In 1995 John Liu began documenting the Loess Plateau in China, a landscape ruined by poor agriculture practices. Over decades he documented its return to vibrant life, and filmed many other restoration projects worldwide.
Gary Paul Nabhan, know as the “father of the local food movement,” knows how to grow food that’s healthy and profitable––even during times of drought and climate disruption.
Coley Burgess didn’t intend to do regenerative agriculture, but a series of happy accidents led him down a path toward healthier trees, a herd of animals, virtually no chemical or tractor use––and a more enjoyable life for himself and his family.
Professor Phil Warsaw noticed that in urban Black and Latino neighborhoods the price of housing near grocery stores was higher––but the same wasn’t true in more affluent White neighborhoods. Why? And how can planners balance food access and gentrification?
Farm Action’s Sarah Carden is a small farmer who knows the difficulties of competing against giant food conglomerates. But better policy could help smaller farms provide healthy food and keep more profits for food producers––rather than executives and stockholders.

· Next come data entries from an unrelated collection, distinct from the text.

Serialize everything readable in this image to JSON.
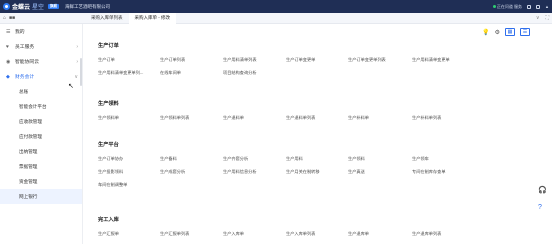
{
  "topbar": {
    "brand_main": "金蝶云",
    "brand_star": "星空",
    "badge": "旗舰",
    "company": "海鲜工艺酒吧有限公司",
    "right_status": "正在问道 服务",
    "right_extra": "▲"
  },
  "tabbar": {
    "icon_home": "⌂",
    "icon_grid": "■■",
    "tabs": [
      {
        "label": "采购入库单列表"
      },
      {
        "label": "采购入库单 - 修改"
      }
    ],
    "right_chevron": "∨",
    "right_expand": "⛶"
  },
  "sidebar": {
    "items": [
      {
        "label": "我的",
        "icon": "☰",
        "arrow": ""
      },
      {
        "label": "员工服务",
        "icon": "♥",
        "arrow": "›"
      },
      {
        "label": "智能协同云",
        "icon": "◉",
        "arrow": "›"
      },
      {
        "label": "财务会计",
        "icon": "◆",
        "arrow": "∨"
      }
    ],
    "sub_items": [
      {
        "label": "总账"
      },
      {
        "label": "智能会计平台"
      },
      {
        "label": "应收款管理"
      },
      {
        "label": "应付款管理"
      },
      {
        "label": "出纳管理"
      },
      {
        "label": "票据管理"
      },
      {
        "label": "资金管理"
      },
      {
        "label": "网上银行"
      }
    ]
  },
  "toolbar": {
    "icon_bulb": "💡",
    "icon_gear": "⚙",
    "icon_grid": "▦",
    "icon_list": "☰"
  },
  "sections": [
    {
      "title": "生产订单",
      "rows": [
        [
          "生产订单",
          "生产订单列表",
          "生产用料清单列表",
          "生产订单变更单",
          "生产订单变更单列表",
          "生产用料清单变更单"
        ],
        [
          "生产用料清单变更单列...",
          "在线车间单",
          "项目结构查询分析"
        ]
      ]
    },
    {
      "title": "生产领料",
      "rows": [
        [
          "生产领料单",
          "生产领料单列表",
          "生产退料单",
          "生产退料单列表",
          "生产补料单",
          "生产补料单列表"
        ]
      ]
    },
    {
      "title": "生产平台",
      "rows": [
        [
          "生产订单协办",
          "生产备料",
          "生产齐套分析",
          "生产用料",
          "生产领料",
          "生产领车"
        ],
        [
          "生产投影领料",
          "生产成套分析",
          "生产用料信息分析",
          "生产月关在制转移",
          "生产真送",
          "专间在制库存查单"
        ],
        [
          "车间在制调整单"
        ]
      ]
    },
    {
      "title": "完工入库",
      "rows": [
        [
          "生产汇报单",
          "生产汇报单列表",
          "生产入库单",
          "生产入库单列表",
          "生产退库单",
          "生产退库单列表"
        ]
      ]
    }
  ],
  "rail": {
    "icon_headset": "🎧",
    "icon_help": "?"
  }
}
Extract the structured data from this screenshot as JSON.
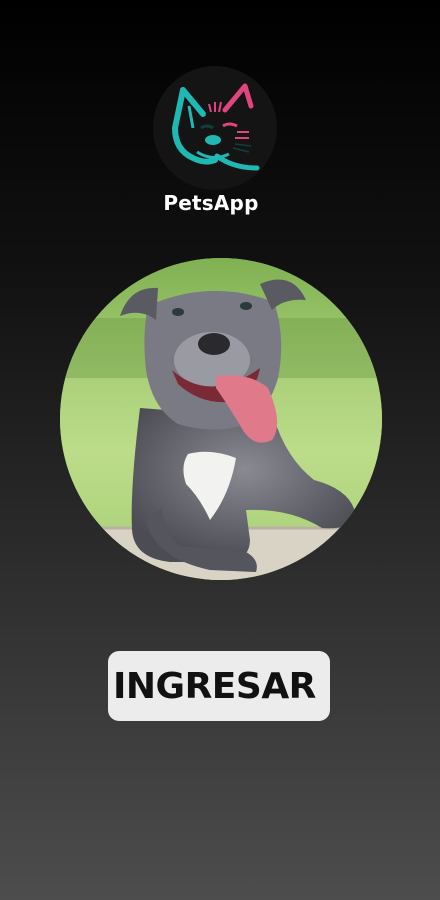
{
  "app": {
    "name": "PetsApp"
  },
  "logo": {
    "icon": "french-bulldog-logo-icon",
    "colors": {
      "teal": "#1fb8b3",
      "pink": "#e0457f"
    }
  },
  "hero": {
    "image": "smiling-pitbull-dog-photo"
  },
  "actions": {
    "enter_label": "INGRESAR"
  },
  "colors": {
    "background_top": "#000000",
    "background_bottom": "#4d4d4d",
    "button_bg": "#ececec",
    "button_text": "#111111"
  }
}
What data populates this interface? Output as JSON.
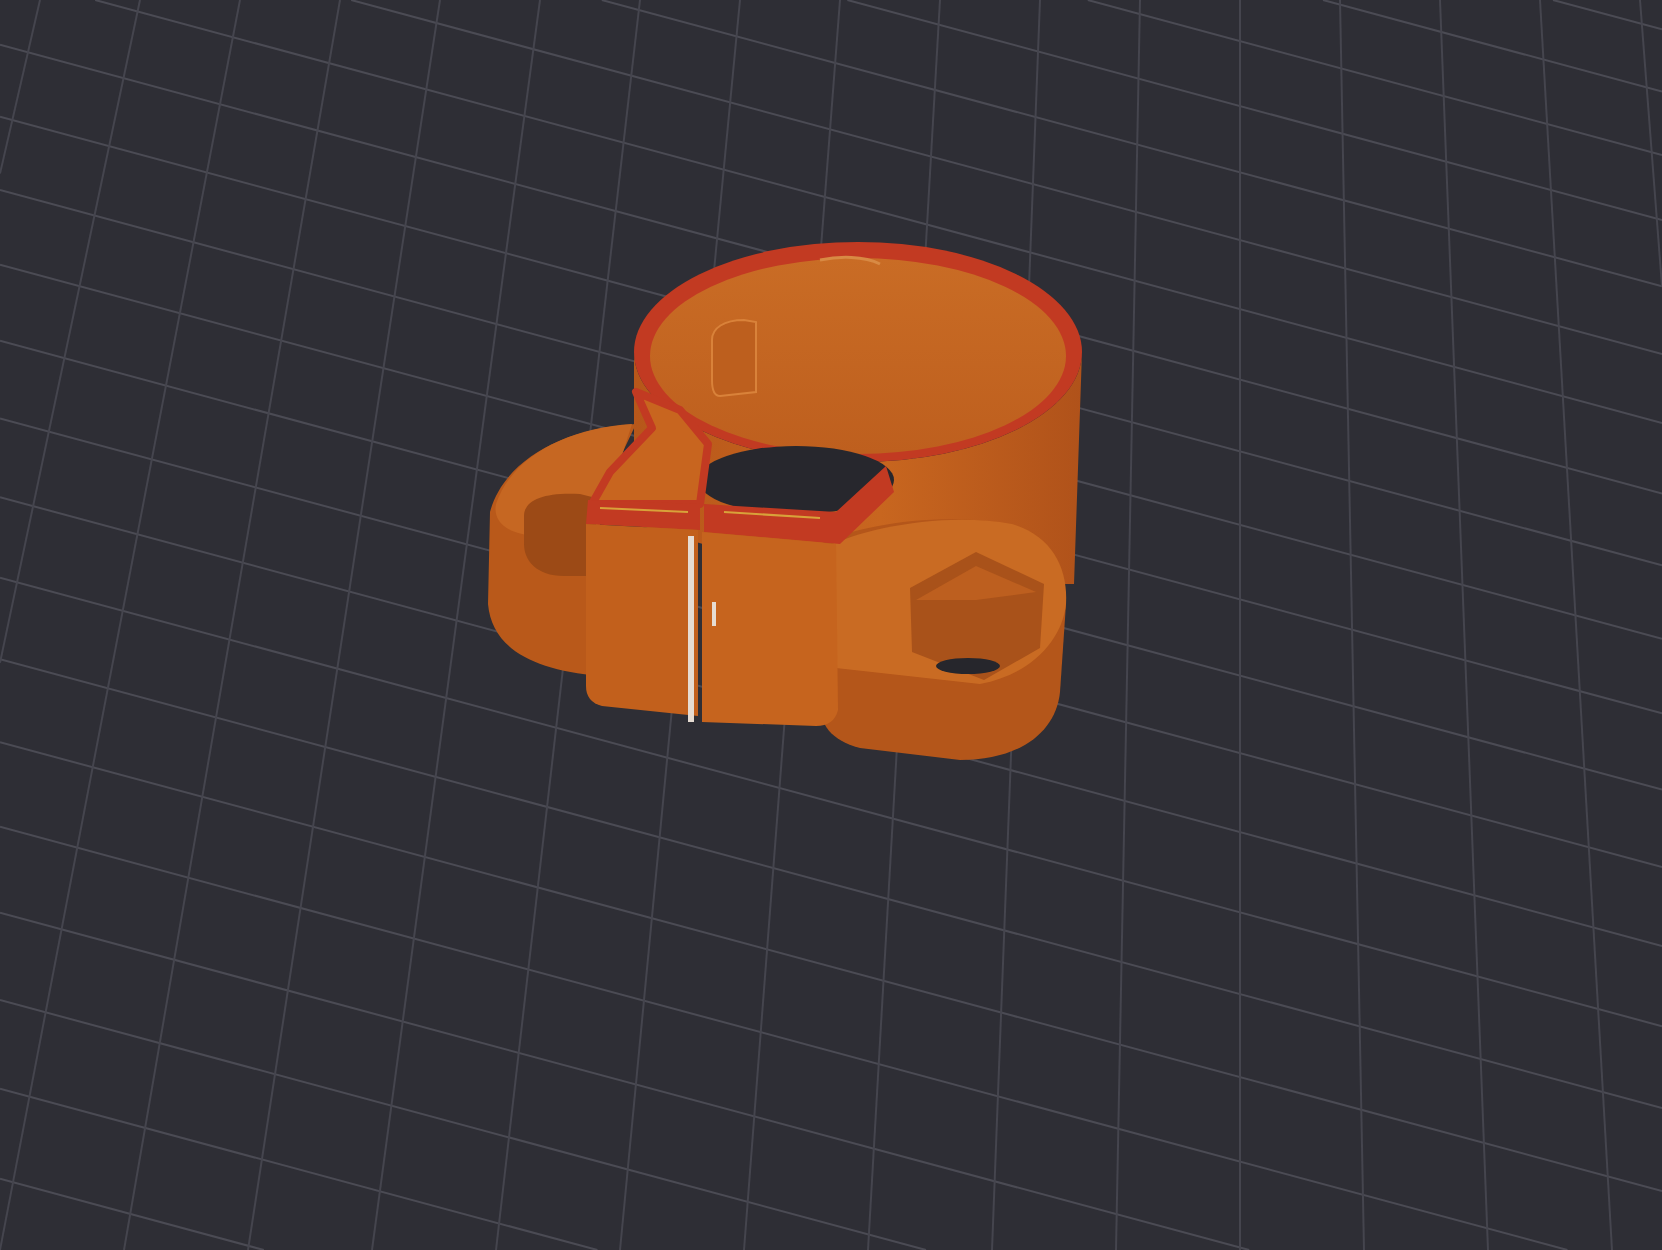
{
  "viewport": {
    "kind": "build-plate",
    "objects": [
      {
        "kind": "clamp"
      }
    ]
  }
}
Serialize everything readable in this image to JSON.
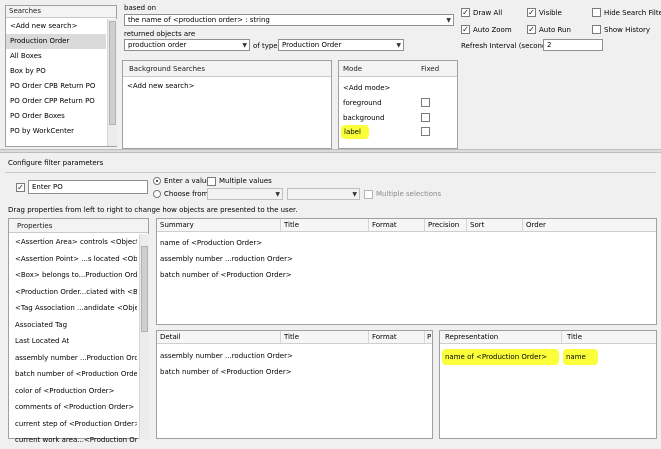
{
  "searches": {
    "header": "Searches",
    "items": [
      "<Add new search>",
      "Production Order",
      "All Boxes",
      "Box by PO",
      "PO Order CPB Return PO",
      "PO Order CPP Return PO",
      "PO Order Boxes",
      "PO by WorkCenter"
    ]
  },
  "based_on": {
    "label": "based on",
    "value": "the name of <production order> : string",
    "returned_label": "returned objects are",
    "returned_value": "production order",
    "of_type_label": "of type",
    "type_value": "Production Order"
  },
  "options": {
    "draw_all": "Draw All",
    "visible": "Visible",
    "hide_search_filter": "Hide Search Filter",
    "auto_zoom": "Auto Zoom",
    "auto_run": "Auto Run",
    "show_history": "Show History",
    "refresh_label": "Refresh Interval (seconds)",
    "refresh_value": "2"
  },
  "background_searches": {
    "header": "Background Searches",
    "items": [
      "<Add new search>"
    ]
  },
  "modes": {
    "col_mode": "Mode",
    "col_fixed": "Fixed",
    "items": [
      "<Add mode>",
      "foreground",
      "background",
      "label"
    ]
  },
  "filter": {
    "title": "Configure filter parameters",
    "enter_po_value": "Enter PO",
    "enter_value": "Enter a value",
    "multiple_values": "Multiple values",
    "choose_from": "Choose from",
    "multiple_selections": "Multiple selections",
    "hint": "Drag properties from left to right to change how objects are presented to the user."
  },
  "properties": {
    "header": "Properties",
    "items": [
      "<Assertion Area> controls <Object>",
      "<Assertion Point> ...s located <Object>",
      "<Box> belongs to...Production Order>",
      "<Production Order...ciated with <Box>",
      "<Tag Association ...andidate <Object>",
      "Associated Tag",
      "Last Located At",
      "assembly number ...Production Order>",
      "batch number of <Production Order>",
      "color of <Production Order>",
      "comments of <Production Order>",
      "current step of <Production Order>",
      "current work area...<Production Order>"
    ]
  },
  "summary": {
    "columns": [
      "Summary",
      "Title",
      "Format",
      "Precision",
      "Sort",
      "Order"
    ],
    "rows": [
      "name of <Production Order>",
      "assembly number ...roduction Order>",
      "batch number of <Production Order>"
    ]
  },
  "detail": {
    "columns": [
      "Detail",
      "Title",
      "Format",
      "P"
    ],
    "rows": [
      "assembly number ...roduction Order>",
      "batch number of <Production Order>"
    ]
  },
  "representation": {
    "columns": [
      "Representation",
      "Title"
    ],
    "rows": [
      {
        "rep": "name of <Production Order>",
        "title": "name"
      }
    ]
  },
  "colors": {
    "highlight": "#fbff3a",
    "panel_border": "#a0a0a0"
  }
}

Both big ag and small family farms have their problems…but what’s the alternative? We talk with agricultural journalist Sarah Mock about the some possible models.
Linda and Larry Faillace imported milk sheep following USDA guidelines and started a cheese making business in Vermont––only to have their animals confiscated and killed by the USDA under the pretext of a disease that sheep don’t get. Listen to find out why.
New Mexico Congresswoman Teresa Leger Fernandez is working not only to help the people and businesses affected by fires and floods, but also to build back land that is more resilient. All of which is easier said than done.
Bees and other pollinators are facing threats from industrialization and habitat fragmentation. Beekeeper, scientist, and indigenous teacher Melanie Kirby knows that bees are vital to the food we eat—and is showing the way forward.
Carol Ekarius has worked in both large- and small-scale farming, and has written many books for hobby farmers. And she’s led organizations devoted to watershed restoration and sustainable agriculture. She talks about the daunting challenges ahead—and gives us some reasons for hope.